I remember the radio was playing the best song. It was the last day I saw Kyle alive.

I knew I wasn't his first. He'd had a girlfriend in Morro Bay, Julie something-or-other, whom he didn't like to talk about. Rumor was, he'd knocked her up and then abandoned her.

Of course, I'd known Kyle was a player from day one.

The song ended and another started. This one sucked, so I changed to another station. It wasn't long after that I heard the sirens in the distance. I didn't even connect them with Kyle, as he'd always seemed the type nothing would ever happen to. He'd always be charming, witty, ready with a lie on his tongue for the next poor girl foolish enough to believe it.

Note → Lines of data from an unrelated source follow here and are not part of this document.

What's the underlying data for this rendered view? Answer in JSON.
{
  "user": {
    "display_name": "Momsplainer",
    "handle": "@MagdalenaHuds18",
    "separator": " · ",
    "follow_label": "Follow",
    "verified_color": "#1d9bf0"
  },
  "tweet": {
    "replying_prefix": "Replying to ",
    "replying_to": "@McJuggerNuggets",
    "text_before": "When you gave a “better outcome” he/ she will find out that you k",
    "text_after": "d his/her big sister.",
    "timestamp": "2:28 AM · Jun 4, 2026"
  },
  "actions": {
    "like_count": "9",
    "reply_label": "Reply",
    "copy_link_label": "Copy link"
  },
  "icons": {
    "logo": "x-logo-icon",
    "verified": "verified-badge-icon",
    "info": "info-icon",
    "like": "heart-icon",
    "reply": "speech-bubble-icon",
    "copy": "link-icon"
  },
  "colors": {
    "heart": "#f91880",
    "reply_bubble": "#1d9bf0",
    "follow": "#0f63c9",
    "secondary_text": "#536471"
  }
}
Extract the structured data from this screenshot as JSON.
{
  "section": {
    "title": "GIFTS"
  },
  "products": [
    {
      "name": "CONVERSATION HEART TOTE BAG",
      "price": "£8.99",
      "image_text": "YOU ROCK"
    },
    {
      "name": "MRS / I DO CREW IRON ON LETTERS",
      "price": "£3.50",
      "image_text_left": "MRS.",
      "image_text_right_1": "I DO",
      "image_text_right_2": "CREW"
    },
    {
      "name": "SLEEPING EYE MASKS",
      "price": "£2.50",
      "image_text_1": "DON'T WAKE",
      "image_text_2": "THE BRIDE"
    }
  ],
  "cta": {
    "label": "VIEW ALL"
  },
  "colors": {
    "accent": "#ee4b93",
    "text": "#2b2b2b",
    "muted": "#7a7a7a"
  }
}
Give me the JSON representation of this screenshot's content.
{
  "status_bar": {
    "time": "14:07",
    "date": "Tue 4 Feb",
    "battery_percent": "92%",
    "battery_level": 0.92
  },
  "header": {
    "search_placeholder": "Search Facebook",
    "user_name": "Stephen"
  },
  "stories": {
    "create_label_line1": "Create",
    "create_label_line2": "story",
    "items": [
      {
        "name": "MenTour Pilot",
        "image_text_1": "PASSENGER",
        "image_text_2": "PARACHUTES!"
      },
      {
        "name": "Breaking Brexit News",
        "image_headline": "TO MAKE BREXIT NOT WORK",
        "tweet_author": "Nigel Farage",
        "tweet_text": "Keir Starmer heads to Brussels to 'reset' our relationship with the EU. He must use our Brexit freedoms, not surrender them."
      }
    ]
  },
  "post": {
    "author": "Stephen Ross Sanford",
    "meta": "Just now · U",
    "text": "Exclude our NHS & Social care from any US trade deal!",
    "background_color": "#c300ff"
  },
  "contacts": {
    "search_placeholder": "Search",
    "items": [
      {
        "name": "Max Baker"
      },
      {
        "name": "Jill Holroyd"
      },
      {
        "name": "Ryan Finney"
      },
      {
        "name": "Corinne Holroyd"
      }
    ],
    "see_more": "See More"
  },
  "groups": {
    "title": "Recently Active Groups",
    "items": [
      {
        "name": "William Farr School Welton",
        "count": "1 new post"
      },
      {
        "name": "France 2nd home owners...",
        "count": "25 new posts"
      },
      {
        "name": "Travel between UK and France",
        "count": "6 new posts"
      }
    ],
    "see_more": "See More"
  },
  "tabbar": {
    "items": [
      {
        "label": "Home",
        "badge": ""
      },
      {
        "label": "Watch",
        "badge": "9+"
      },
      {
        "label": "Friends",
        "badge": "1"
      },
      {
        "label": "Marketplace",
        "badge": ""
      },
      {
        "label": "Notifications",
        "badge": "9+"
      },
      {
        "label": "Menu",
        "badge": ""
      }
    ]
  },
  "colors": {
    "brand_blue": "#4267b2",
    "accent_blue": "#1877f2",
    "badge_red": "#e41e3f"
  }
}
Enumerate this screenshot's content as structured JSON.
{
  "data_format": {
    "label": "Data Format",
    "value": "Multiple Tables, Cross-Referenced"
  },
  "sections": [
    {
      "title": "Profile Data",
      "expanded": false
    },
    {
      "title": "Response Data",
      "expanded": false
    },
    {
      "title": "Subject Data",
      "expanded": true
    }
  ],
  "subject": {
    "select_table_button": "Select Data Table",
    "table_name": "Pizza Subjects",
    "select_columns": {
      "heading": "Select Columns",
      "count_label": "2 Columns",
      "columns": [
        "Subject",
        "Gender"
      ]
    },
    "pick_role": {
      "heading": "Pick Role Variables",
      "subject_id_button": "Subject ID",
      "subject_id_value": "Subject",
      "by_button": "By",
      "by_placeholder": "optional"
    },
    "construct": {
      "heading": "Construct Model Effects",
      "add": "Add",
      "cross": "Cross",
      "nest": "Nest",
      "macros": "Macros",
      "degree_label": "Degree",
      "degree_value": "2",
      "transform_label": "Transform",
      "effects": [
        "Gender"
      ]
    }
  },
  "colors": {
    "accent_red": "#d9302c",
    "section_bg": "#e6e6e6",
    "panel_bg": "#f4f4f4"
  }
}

I don't remember what was playing on the car radio on the way to the funeral. I was eighteen and had never seen a dead body before. My stomach was tied in knots as I entered the chapel and saw his pale face lying there in the casket. He looked almost better than he had in life. Not a hair was out of place.

I'd heard the accident had been exceptionally ghastly, that there had been blood everywhere, that certainly there could never be an open casket funeral.

I couldn't help but wonder how long he would continue to look so perfect. After the brief ceremony, the casket's lid would cover his handsome face forever. The casket would be lowered into a vault lining the cold, moist dirt, and then the crypt would be sealed, heavy machinery placing its concrete lid on top. In perfect peace and quiet, the anaerobic bacteria inside his body would begin to consume it from the inside, releasing their poisonous gases and causing the body I once made passionate love with to bloat, to rupture, eventually to liquefy, forming a horrid soup.

I wondered whether Julie in Morro Bay knew what had happened.

I wondered what his mother would be thinking of as she lay in bed that night.

I wondered what song was playing on the radio.